Whatever it is, there’s a stalemate. Guerin told Russo earlier this week, “[We’re] at a point where we feel we’re being extremely fair. How far apart are we? Not very, but sometimes those can be the things that take a while.”
What’s frustrating is the two biggest points of contention — the contract length and average annual value (AAV) — are apparently resolved. It’s hard to speak authoritatively without knowing all the behind-the-scenes machinations, but why draw a hard line at this point?
The structure of Kaprizov’s deal can’t really affect his salary cap hit. If his AAV is $9 million, it doesn’t matter how much or little he’s paid in any given year. All a signing bonus does is require the team to pay a big chunk of change in a lump sum. Maybe that’s a pain for ownership, but it’s gotta be feasible.
Sure, they may not want to set a precedent with giving out signing bonuses, but the solution seems easy here: point out that Kaprizov’s situation is different, and he’s a rare exception. It’s the same thing they’ll no doubt do if one of their young players wants $9 million after 55 games. If you want large signing bonuses, or $9 million, start scoring at a 40-goal pace.
Even if he’s trying to get Mikko Rantanen ($9.25M) or Mark Stone ($9.5M) in the final stages, who cares? At this point, what’s a half million of cap flexibility going to buy them? In NHL terms, that’s fighting over pennies.
When does it get to the point where Guerin asks Kaprizov’s camp, What does it take to sign your client today? and bite the bullet?
Especially with so much at stake. The Evolving Hockey staff ran the numbers on two different Minnesota Wild teams: One with Kaprizov in the lineup and one where he’s replaced with Matt Boldy. They found the difference between the two versions of Minnesota to be ~4.5 points in the standings.
Two and a quarter wins doesn’t seem like much here, but Kaprizov’s absence greatly hurts Minnesota’s playoff odds.
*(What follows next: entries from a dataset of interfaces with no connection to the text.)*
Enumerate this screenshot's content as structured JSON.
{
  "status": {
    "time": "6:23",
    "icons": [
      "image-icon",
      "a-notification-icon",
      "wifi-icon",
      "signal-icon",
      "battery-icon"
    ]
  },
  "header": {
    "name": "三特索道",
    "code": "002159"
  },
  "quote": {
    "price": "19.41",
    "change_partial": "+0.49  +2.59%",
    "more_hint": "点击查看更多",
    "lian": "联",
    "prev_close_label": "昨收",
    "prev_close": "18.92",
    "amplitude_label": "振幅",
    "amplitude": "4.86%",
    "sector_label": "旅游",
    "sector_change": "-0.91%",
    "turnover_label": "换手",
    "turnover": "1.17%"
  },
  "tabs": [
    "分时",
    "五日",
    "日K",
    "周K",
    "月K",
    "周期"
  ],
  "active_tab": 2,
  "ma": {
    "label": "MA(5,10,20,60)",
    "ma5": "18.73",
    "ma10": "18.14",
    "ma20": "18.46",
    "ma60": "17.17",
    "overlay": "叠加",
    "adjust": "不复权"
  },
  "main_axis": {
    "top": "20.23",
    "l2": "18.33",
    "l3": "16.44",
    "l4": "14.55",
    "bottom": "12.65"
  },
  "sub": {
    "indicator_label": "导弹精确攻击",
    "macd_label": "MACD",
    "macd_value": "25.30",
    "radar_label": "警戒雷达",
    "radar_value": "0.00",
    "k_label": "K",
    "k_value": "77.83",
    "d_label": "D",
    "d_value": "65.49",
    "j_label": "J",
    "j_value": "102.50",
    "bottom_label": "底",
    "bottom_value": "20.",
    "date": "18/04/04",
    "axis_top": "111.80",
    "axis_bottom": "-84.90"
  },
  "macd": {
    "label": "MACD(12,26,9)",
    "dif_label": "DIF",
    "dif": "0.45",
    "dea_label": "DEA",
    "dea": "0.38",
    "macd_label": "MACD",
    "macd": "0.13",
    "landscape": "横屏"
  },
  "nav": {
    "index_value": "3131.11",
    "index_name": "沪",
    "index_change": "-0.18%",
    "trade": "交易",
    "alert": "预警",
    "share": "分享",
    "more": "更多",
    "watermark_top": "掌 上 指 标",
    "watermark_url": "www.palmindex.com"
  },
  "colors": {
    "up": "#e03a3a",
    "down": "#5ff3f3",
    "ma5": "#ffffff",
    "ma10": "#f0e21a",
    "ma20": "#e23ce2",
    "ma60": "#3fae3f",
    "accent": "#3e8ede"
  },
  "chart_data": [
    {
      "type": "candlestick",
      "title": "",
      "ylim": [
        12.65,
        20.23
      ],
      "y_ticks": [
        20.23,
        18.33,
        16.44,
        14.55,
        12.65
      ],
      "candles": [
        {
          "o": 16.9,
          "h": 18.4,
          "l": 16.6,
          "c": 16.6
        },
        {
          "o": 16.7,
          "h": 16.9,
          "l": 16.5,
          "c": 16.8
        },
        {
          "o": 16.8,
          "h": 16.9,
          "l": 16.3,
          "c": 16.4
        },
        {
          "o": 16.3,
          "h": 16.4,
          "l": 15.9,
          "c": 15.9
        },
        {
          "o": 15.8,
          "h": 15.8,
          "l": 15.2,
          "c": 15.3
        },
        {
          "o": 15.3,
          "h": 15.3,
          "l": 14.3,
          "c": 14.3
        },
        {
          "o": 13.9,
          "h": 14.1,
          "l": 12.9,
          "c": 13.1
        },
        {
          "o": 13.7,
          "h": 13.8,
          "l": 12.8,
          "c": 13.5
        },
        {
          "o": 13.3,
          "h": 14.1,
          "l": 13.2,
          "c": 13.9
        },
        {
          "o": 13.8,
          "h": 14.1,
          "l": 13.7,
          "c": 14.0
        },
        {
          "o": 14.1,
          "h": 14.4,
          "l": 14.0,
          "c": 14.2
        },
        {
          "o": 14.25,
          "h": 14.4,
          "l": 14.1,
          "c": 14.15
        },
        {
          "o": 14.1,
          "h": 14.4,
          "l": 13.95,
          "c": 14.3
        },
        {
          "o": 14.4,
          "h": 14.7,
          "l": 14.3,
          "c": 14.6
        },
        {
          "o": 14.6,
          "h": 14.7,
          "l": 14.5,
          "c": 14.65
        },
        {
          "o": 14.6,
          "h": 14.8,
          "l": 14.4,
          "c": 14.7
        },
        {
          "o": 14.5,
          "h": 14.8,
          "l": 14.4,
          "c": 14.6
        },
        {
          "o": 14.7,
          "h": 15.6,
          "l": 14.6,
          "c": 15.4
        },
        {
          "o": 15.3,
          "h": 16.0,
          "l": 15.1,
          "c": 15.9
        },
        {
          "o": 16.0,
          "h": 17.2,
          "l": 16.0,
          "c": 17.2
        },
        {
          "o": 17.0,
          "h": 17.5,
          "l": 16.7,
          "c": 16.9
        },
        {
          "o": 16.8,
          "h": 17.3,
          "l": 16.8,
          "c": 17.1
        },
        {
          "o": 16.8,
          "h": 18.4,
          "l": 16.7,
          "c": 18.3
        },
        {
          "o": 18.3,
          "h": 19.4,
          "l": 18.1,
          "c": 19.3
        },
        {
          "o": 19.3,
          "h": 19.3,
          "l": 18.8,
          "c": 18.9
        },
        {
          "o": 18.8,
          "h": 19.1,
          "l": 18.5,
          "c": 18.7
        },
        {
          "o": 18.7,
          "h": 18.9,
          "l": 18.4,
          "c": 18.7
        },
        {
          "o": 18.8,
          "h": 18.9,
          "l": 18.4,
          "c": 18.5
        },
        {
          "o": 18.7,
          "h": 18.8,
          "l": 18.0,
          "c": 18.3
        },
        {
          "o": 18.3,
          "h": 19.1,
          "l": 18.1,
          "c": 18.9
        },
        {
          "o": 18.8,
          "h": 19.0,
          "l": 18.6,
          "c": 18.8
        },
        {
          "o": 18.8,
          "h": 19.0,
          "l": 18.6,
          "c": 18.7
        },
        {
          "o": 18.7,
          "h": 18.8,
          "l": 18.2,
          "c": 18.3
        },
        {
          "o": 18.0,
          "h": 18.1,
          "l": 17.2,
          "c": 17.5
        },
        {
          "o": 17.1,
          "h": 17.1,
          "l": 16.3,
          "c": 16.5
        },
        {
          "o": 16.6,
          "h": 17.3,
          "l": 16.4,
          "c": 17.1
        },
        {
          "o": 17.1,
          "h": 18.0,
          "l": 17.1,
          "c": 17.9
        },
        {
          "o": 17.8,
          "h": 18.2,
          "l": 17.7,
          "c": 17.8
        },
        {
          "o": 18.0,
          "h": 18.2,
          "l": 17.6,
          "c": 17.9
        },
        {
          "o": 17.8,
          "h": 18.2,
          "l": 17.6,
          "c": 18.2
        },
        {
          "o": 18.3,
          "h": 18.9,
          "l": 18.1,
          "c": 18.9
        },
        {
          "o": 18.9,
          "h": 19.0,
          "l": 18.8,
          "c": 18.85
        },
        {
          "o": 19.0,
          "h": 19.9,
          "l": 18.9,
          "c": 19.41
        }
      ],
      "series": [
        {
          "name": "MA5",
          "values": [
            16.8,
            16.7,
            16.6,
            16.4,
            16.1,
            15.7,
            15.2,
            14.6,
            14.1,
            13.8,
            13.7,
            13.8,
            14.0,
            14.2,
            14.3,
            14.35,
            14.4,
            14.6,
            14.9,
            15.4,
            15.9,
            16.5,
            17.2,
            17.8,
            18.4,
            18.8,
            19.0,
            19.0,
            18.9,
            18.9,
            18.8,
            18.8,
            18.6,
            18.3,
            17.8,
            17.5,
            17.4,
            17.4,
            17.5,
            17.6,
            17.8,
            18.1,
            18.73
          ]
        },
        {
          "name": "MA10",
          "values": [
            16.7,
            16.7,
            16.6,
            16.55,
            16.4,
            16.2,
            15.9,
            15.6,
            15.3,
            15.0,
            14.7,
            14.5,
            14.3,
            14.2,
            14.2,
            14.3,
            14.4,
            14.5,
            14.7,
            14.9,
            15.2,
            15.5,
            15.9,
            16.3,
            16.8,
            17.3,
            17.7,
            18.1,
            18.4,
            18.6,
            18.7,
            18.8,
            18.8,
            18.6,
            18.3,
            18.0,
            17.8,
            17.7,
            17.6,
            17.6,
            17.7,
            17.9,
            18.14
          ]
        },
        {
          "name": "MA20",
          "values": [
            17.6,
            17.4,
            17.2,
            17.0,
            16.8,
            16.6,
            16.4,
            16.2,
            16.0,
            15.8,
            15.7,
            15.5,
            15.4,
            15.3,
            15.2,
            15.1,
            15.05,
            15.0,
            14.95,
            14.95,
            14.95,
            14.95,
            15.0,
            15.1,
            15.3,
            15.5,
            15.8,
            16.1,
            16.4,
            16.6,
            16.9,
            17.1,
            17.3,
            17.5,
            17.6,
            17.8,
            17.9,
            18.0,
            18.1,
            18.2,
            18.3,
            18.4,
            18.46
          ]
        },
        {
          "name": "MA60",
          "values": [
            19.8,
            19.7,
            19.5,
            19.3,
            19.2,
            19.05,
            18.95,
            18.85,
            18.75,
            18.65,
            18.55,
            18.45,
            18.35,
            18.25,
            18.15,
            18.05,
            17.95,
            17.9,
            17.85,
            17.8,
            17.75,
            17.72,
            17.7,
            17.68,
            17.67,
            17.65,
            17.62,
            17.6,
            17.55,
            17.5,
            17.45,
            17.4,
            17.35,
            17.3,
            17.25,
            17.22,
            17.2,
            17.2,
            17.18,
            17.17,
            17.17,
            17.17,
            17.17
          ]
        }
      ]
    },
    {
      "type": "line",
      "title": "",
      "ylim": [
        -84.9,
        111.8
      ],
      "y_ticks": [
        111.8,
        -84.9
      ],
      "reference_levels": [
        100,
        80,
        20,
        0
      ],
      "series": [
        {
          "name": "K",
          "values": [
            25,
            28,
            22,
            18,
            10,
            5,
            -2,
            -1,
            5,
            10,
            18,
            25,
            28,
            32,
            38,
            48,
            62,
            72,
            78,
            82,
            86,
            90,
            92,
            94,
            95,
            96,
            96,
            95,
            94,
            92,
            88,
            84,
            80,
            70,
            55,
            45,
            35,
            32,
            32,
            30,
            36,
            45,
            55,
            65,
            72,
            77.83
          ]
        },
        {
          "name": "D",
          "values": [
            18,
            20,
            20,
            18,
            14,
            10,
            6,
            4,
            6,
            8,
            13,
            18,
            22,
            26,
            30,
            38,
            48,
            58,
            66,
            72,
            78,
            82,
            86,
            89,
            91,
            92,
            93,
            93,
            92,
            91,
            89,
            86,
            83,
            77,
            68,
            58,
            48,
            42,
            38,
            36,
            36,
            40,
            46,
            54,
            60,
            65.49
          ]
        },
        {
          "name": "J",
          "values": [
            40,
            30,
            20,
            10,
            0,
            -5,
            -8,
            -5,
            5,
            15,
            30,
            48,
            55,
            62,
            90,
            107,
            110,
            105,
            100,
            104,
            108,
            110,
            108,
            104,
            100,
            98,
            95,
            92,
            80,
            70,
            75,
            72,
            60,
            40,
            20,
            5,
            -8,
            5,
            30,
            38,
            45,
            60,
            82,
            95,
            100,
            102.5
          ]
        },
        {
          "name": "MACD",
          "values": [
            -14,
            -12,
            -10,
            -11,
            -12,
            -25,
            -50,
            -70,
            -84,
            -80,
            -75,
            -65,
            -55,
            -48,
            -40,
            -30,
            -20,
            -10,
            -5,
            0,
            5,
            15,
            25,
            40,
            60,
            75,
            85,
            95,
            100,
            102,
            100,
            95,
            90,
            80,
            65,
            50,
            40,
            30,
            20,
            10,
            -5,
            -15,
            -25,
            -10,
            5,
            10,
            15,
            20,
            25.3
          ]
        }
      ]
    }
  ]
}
They’d plummet from 68% to 48% if Kaprizov doesn’t sign by Dec. 1, becoming ineligible for the season. Even if he does sign before then, he could miss a quarter of the season, eating into his value. That lost point or two could make a big difference.
And it’s not just in wins and losses, but in ownership’s pocketbooks. Home playoff dates make a lot of money, and missing the playoffs loses them two, at minimum. Whatever they’re negotiating over, it’s probably not worth potentially losing those playoff revenues over.
At the end of the day, it won’t matter who you think is unreasonable, or at “fault” for this impasse. The only thing that will matter is this: Minnesota is undoubtedly a much worse team without Kaprizov. That fact matters more than anything else. Clinging tight to an extra quarter million, or not cutting fat bonus checks, or salvaging the team’s pride won’t increase Minnesota’s playoff odds one iota.
Drawing a line in the sand will undoubtedly excite fans who are frustrated by Kaprizov’s negotiation tactics. But there’s a difference between getting fans cheering online and getting a raucous Team of 18,001 to cheer. That’s not going to happen with Kaprizov on the sidelines in October. Continuing this staring contest will hurt Minnesota more than it will Kaprizov. They’ve got to do whatever it takes to get this deal finalized.